(Beginning of STORED DATA)

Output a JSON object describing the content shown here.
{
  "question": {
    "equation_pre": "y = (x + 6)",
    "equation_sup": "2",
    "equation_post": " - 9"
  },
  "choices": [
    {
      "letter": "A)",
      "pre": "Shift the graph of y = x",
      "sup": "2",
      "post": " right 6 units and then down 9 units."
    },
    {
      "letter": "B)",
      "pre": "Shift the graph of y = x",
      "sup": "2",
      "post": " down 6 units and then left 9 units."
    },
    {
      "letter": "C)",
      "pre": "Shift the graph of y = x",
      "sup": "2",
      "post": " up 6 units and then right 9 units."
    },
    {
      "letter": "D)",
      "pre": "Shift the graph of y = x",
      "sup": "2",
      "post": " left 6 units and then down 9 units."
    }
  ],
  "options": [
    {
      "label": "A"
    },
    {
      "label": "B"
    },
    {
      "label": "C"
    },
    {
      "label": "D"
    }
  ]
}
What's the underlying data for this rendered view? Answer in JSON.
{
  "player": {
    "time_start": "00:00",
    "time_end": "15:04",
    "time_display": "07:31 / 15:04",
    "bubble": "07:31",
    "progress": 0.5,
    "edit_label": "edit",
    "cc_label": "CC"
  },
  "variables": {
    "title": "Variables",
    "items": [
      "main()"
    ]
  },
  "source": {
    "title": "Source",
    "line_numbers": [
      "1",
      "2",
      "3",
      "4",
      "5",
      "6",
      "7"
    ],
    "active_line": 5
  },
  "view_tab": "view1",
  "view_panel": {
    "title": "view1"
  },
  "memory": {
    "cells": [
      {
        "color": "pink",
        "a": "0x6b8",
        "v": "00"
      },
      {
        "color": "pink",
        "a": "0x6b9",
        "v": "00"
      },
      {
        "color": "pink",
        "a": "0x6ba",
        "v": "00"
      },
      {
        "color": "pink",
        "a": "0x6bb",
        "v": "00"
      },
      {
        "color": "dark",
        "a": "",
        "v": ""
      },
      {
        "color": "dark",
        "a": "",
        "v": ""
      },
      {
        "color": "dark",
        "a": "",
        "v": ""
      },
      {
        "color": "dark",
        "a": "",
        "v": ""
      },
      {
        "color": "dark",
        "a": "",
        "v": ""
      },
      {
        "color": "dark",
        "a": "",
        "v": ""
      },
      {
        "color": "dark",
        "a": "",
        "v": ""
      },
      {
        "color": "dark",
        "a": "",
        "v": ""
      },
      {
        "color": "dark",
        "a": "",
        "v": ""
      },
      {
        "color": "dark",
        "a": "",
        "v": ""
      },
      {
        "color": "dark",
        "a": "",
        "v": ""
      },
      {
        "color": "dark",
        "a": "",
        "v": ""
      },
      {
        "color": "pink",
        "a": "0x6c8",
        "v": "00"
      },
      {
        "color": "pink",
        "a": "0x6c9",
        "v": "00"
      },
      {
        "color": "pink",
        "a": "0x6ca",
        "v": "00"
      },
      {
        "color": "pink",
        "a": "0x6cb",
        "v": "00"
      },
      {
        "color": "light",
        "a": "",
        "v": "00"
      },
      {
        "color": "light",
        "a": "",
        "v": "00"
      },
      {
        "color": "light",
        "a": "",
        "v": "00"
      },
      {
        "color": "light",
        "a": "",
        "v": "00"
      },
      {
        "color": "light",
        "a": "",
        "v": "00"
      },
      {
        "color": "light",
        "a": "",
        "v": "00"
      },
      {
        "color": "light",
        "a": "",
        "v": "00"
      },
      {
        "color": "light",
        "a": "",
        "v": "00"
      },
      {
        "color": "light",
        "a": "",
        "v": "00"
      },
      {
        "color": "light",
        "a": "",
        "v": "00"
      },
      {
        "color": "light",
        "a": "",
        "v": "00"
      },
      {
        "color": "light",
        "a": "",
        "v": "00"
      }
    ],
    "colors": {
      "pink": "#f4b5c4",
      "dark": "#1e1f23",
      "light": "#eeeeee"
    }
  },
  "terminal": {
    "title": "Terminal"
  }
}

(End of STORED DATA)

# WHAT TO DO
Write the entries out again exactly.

# OUTPUT OF THE EXERCISE
Output a JSON object describing the content shown here.
{
  "question": {
    "equation_pre": "y = (x + 6)",
    "equation_sup": "2",
    "equation_post": " - 9"
  },
  "choices": [
    {
      "letter": "A)",
      "pre": "Shift the graph of y = x",
      "sup": "2",
      "post": " right 6 units and then down 9 units."
    },
    {
      "letter": "B)",
      "pre": "Shift the graph of y = x",
      "sup": "2",
      "post": " down 6 units and then left 9 units."
    },
    {
      "letter": "C)",
      "pre": "Shift the graph of y = x",
      "sup": "2",
      "post": " up 6 units and then right 9 units."
    },
    {
      "letter": "D)",
      "pre": "Shift the graph of y = x",
      "sup": "2",
      "post": " left 6 units and then down 9 units."
    }
  ],
  "options": [
    {
      "label": "A"
    },
    {
      "label": "B"
    },
    {
      "label": "C"
    },
    {
      "label": "D"
    }
  ]
}
What's the underlying data for this rendered view? Answer in JSON.
{
  "player": {
    "time_start": "00:00",
    "time_end": "15:04",
    "time_display": "07:31 / 15:04",
    "bubble": "07:31",
    "progress": 0.5,
    "edit_label": "edit",
    "cc_label": "CC"
  },
  "variables": {
    "title": "Variables",
    "items": [
      "main()"
    ]
  },
  "source": {
    "title": "Source",
    "line_numbers": [
      "1",
      "2",
      "3",
      "4",
      "5",
      "6",
      "7"
    ],
    "active_line": 5
  },
  "view_tab": "view1",
  "view_panel": {
    "title": "view1"
  },
  "memory": {
    "cells": [
      {
        "color": "pink",
        "a": "0x6b8",
        "v": "00"
      },
      {
        "color": "pink",
        "a": "0x6b9",
        "v": "00"
      },
      {
        "color": "pink",
        "a": "0x6ba",
        "v": "00"
      },
      {
        "color": "pink",
        "a": "0x6bb",
        "v": "00"
      },
      {
        "color": "dark",
        "a": "",
        "v": ""
      },
      {
        "color": "dark",
        "a": "",
        "v": ""
      },
      {
        "color": "dark",
        "a": "",
        "v": ""
      },
      {
        "color": "dark",
        "a": "",
        "v": ""
      },
      {
        "color": "dark",
        "a": "",
        "v": ""
      },
      {
        "color": "dark",
        "a": "",
        "v": ""
      },
      {
        "color": "dark",
        "a": "",
        "v": ""
      },
      {
        "color": "dark",
        "a": "",
        "v": ""
      },
      {
        "color": "dark",
        "a": "",
        "v": ""
      },
      {
        "color": "dark",
        "a": "",
        "v": ""
      },
      {
        "color": "dark",
        "a": "",
        "v": ""
      },
      {
        "color": "dark",
        "a": "",
        "v": ""
      },
      {
        "color": "pink",
        "a": "0x6c8",
        "v": "00"
      },
      {
        "color": "pink",
        "a": "0x6c9",
        "v": "00"
      },
      {
        "color": "pink",
        "a": "0x6ca",
        "v": "00"
      },
      {
        "color": "pink",
        "a": "0x6cb",
        "v": "00"
      },
      {
        "color": "light",
        "a": "",
        "v": "00"
      },
      {
        "color": "light",
        "a": "",
        "v": "00"
      },
      {
        "color": "light",
        "a": "",
        "v": "00"
      },
      {
        "color": "light",
        "a": "",
        "v": "00"
      },
      {
        "color": "light",
        "a": "",
        "v": "00"
      },
      {
        "color": "light",
        "a": "",
        "v": "00"
      },
      {
        "color": "light",
        "a": "",
        "v": "00"
      },
      {
        "color": "light",
        "a": "",
        "v": "00"
      },
      {
        "color": "light",
        "a": "",
        "v": "00"
      },
      {
        "color": "light",
        "a": "",
        "v": "00"
      },
      {
        "color": "light",
        "a": "",
        "v": "00"
      },
      {
        "color": "light",
        "a": "",
        "v": "00"
      }
    ],
    "colors": {
      "pink": "#f4b5c4",
      "dark": "#1e1f23",
      "light": "#eeeeee"
    }
  },
  "terminal": {
    "title": "Terminal"
  }
}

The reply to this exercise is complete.